Material supplied START
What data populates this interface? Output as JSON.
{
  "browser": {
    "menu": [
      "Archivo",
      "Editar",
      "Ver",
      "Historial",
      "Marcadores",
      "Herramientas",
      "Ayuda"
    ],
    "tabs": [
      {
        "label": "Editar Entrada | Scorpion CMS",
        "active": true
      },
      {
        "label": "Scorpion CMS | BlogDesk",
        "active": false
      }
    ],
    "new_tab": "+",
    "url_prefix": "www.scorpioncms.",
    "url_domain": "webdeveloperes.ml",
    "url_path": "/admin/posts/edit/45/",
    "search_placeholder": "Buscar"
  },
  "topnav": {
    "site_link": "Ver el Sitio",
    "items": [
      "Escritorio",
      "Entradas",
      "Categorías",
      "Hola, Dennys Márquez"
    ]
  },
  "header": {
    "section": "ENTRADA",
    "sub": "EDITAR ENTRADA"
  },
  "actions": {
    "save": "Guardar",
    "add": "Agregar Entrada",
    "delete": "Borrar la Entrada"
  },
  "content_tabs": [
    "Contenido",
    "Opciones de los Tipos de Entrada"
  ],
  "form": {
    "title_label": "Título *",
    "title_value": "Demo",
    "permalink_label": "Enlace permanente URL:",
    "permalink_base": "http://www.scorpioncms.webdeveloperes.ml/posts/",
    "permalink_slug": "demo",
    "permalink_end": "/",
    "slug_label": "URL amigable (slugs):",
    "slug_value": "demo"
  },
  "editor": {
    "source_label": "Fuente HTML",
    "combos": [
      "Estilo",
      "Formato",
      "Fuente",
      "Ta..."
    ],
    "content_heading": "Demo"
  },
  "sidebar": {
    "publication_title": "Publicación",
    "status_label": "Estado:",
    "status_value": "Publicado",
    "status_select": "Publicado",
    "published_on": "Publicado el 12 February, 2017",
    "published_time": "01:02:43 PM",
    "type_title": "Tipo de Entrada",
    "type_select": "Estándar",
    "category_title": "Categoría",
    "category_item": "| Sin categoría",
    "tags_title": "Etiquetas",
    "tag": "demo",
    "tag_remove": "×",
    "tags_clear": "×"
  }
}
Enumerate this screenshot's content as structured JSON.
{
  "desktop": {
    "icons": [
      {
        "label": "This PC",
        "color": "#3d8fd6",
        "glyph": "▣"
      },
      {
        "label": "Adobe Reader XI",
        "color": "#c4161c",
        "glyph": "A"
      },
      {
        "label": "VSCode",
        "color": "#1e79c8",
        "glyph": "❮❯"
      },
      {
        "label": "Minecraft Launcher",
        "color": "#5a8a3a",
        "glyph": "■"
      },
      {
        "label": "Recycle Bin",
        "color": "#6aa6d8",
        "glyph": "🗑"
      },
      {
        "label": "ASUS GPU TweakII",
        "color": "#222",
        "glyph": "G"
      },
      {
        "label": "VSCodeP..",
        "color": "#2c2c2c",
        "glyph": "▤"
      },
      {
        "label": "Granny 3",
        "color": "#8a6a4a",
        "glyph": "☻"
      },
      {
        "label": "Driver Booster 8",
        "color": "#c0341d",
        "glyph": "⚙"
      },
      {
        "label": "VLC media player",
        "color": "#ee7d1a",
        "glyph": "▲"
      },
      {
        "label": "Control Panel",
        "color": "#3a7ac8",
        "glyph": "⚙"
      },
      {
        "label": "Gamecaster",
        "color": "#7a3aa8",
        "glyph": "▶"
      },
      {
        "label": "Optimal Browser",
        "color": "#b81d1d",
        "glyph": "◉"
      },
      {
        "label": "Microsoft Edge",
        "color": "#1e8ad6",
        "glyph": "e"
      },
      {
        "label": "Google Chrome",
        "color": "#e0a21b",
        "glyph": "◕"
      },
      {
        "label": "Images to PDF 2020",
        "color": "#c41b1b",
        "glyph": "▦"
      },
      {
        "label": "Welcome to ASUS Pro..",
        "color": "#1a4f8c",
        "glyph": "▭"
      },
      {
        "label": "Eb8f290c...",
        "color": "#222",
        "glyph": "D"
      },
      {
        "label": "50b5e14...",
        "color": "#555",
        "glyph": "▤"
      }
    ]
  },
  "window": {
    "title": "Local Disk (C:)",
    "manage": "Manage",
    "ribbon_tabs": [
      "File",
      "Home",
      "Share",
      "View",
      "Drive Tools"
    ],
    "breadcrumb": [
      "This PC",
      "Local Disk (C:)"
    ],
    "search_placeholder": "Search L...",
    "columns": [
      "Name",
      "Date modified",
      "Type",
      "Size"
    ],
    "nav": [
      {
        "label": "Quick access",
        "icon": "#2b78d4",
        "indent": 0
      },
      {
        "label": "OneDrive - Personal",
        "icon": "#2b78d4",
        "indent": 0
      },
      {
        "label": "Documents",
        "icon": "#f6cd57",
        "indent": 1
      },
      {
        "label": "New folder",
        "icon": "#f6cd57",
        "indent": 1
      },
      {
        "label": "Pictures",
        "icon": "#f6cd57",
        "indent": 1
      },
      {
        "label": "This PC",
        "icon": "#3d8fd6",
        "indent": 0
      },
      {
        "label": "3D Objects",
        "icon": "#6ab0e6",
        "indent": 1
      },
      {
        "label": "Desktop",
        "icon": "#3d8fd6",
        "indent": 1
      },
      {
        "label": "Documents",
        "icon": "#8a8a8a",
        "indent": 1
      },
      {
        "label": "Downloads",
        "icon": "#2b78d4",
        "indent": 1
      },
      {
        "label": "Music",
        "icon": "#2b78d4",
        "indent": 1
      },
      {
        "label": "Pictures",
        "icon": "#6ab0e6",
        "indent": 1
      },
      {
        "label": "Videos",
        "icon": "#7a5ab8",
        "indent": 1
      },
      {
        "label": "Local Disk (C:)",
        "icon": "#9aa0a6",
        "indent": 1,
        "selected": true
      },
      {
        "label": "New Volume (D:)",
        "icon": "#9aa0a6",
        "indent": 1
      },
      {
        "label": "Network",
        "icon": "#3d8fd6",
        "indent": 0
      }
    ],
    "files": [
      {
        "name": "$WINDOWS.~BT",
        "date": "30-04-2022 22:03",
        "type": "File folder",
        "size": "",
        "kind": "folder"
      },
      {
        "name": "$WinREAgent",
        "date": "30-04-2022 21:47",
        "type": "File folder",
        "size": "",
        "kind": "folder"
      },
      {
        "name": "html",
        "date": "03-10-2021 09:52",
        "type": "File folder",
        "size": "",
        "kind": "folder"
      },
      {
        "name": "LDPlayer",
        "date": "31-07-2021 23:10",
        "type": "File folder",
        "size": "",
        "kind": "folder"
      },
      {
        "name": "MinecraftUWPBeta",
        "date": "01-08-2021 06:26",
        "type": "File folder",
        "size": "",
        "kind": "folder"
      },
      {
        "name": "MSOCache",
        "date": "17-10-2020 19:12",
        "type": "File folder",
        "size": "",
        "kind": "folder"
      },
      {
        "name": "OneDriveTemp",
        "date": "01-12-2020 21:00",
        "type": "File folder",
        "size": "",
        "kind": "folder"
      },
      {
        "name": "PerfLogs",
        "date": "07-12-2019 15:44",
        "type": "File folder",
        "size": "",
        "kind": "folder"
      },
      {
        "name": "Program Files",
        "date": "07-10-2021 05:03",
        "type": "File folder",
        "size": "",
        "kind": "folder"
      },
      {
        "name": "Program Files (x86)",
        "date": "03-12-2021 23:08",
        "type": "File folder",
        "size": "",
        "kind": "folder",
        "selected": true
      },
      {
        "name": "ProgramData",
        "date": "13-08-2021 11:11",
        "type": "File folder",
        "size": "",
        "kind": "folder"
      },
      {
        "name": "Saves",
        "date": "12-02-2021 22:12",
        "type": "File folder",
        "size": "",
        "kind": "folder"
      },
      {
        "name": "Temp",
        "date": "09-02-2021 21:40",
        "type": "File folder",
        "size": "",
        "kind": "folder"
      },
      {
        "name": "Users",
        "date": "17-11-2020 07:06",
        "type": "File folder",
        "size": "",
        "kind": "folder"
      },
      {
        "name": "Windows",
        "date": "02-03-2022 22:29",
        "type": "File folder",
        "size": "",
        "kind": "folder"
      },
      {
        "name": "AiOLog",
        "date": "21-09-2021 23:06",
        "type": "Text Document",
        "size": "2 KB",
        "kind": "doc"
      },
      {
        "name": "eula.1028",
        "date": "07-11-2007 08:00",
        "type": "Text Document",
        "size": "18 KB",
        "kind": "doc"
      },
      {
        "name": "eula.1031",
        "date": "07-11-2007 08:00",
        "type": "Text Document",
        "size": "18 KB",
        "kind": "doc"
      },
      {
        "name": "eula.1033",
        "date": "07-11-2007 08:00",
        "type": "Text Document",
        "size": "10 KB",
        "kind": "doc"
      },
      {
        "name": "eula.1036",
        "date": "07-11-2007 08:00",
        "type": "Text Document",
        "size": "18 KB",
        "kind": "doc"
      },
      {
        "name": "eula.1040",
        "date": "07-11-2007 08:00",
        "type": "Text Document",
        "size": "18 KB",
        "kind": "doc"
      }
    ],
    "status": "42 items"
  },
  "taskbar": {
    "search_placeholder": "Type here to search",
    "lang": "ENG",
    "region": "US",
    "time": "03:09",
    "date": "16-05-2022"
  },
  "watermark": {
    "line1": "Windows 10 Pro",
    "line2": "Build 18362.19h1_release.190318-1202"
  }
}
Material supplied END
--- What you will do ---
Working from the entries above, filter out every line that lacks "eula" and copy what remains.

--- Answer to this problem ---
        "name": "eula.1028",
        "name": "eula.1031",
        "name": "eula.1033",
        "name": "eula.1036",
        "name": "eula.1040",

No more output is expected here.